Excerpts from a dataset:
^^^^^^^^^^^^^^^^
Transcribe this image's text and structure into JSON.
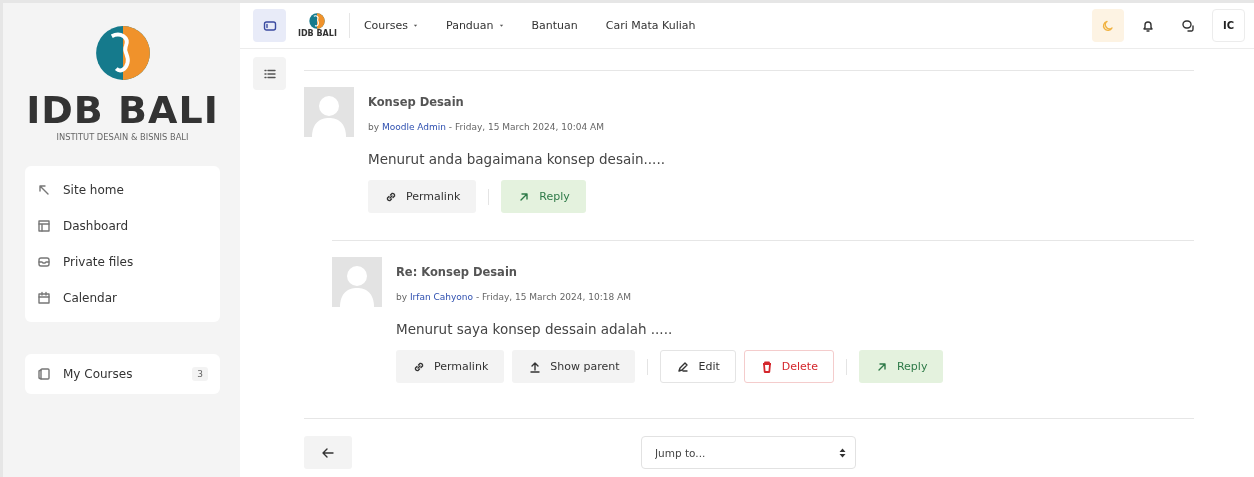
{
  "sidebar": {
    "logo": {
      "name": "IDB BALI",
      "tagline": "INSTITUT DESAIN & BISNIS BALI"
    },
    "nav": [
      {
        "label": "Site home"
      },
      {
        "label": "Dashboard"
      },
      {
        "label": "Private files"
      },
      {
        "label": "Calendar"
      }
    ],
    "my_courses": {
      "label": "My Courses",
      "count": "3"
    }
  },
  "topbar": {
    "logo": "IDB BALI",
    "menu": [
      {
        "label": "Courses",
        "dropdown": true
      },
      {
        "label": "Panduan",
        "dropdown": true
      },
      {
        "label": "Bantuan",
        "dropdown": false
      },
      {
        "label": "Cari Mata Kuliah",
        "dropdown": false
      }
    ],
    "user_initials": "IC"
  },
  "posts": [
    {
      "title": "Konsep Desain",
      "prefix": "by",
      "author": "Moodle Admin",
      "date": "- Friday, 15 March 2024, 10:04 AM",
      "message": "Menurut anda bagaimana konsep desain.....",
      "actions": [
        {
          "kind": "permalink",
          "label": "Permalink"
        },
        {
          "kind": "separator"
        },
        {
          "kind": "reply",
          "label": "Reply"
        }
      ],
      "children": [
        {
          "title": "Re: Konsep Desain",
          "prefix": "by",
          "author": "Irfan Cahyono",
          "date": "- Friday, 15 March 2024, 10:18 AM",
          "message": "Menurut saya konsep dessain adalah .....",
          "actions": [
            {
              "kind": "permalink",
              "label": "Permalink"
            },
            {
              "kind": "parent",
              "label": "Show parent"
            },
            {
              "kind": "separator"
            },
            {
              "kind": "edit",
              "label": "Edit"
            },
            {
              "kind": "delete",
              "label": "Delete"
            },
            {
              "kind": "separator"
            },
            {
              "kind": "reply",
              "label": "Reply"
            }
          ]
        }
      ]
    }
  ],
  "footer": {
    "jump": {
      "placeholder": "Jump to..."
    }
  }
}
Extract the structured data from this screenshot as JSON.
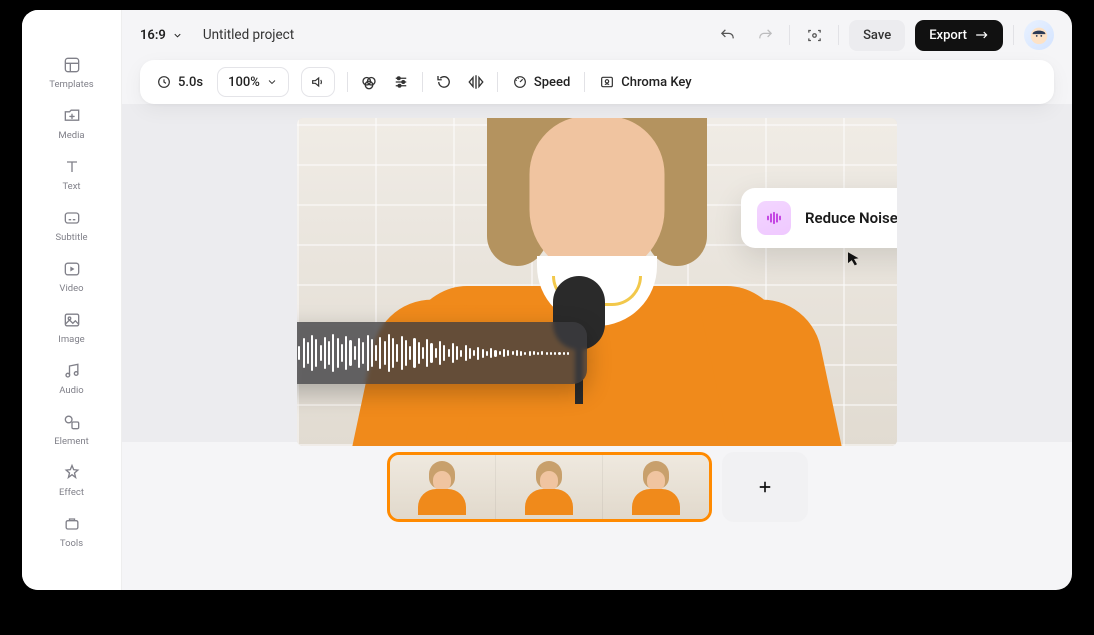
{
  "sidebar": {
    "items": [
      {
        "label": "Templates"
      },
      {
        "label": "Media"
      },
      {
        "label": "Text"
      },
      {
        "label": "Subtitle"
      },
      {
        "label": "Video"
      },
      {
        "label": "Image"
      },
      {
        "label": "Audio"
      },
      {
        "label": "Element"
      },
      {
        "label": "Effect"
      },
      {
        "label": "Tools"
      }
    ]
  },
  "header": {
    "ratio": "16:9",
    "project_name": "Untitled project",
    "save": "Save",
    "export": "Export"
  },
  "toolbar": {
    "duration": "5.0s",
    "zoom": "100%",
    "speed": "Speed",
    "chroma": "Chroma Key"
  },
  "overlay": {
    "reduce_noise": "Reduce Noise"
  },
  "timeline": {
    "add": "+"
  }
}
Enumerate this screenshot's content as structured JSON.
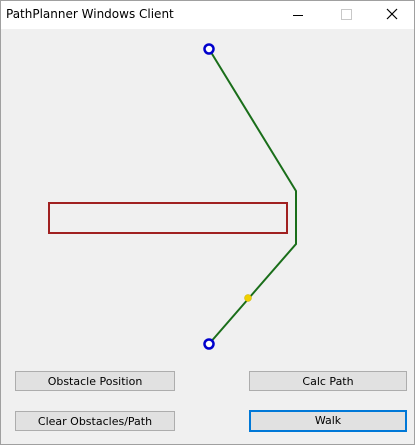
{
  "window": {
    "title": "PathPlanner Windows Client"
  },
  "icons": {
    "minimize": "minimize-icon",
    "maximize": "maximize-icon",
    "close": "close-icon"
  },
  "colors": {
    "path": "#1a6e1a",
    "obstacle": "#a02020",
    "waypoint": "#0000cc",
    "walker": "#f0d000"
  },
  "buttons": {
    "obstacle_position": "Obstacle Position",
    "calc_path": "Calc Path",
    "clear": "Clear Obstacles/Path",
    "walk": "Walk"
  }
}
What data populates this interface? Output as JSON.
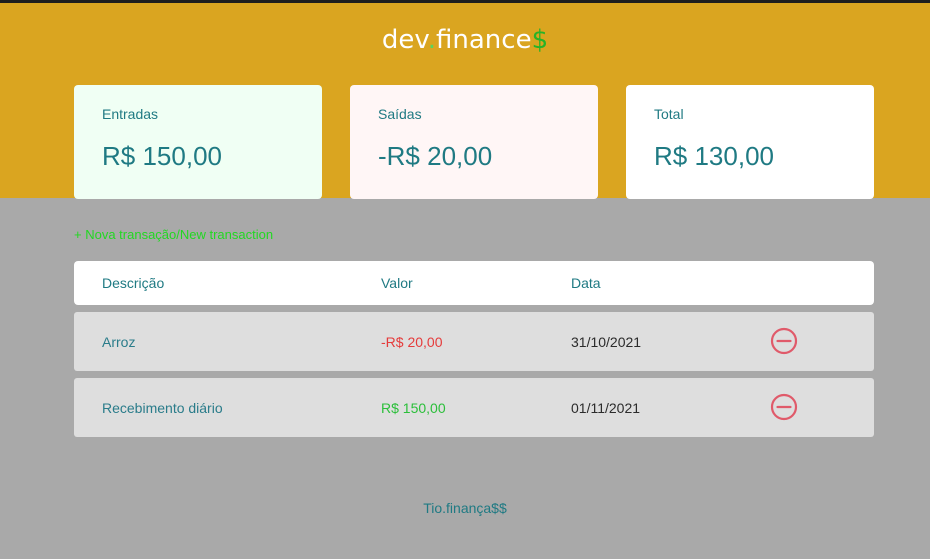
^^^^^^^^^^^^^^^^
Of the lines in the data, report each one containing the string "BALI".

      "name": "IDB BALI",
      "tagline": "INSTITUT DESAIN & BISNIS BALI"
    "logo": "IDB BALI",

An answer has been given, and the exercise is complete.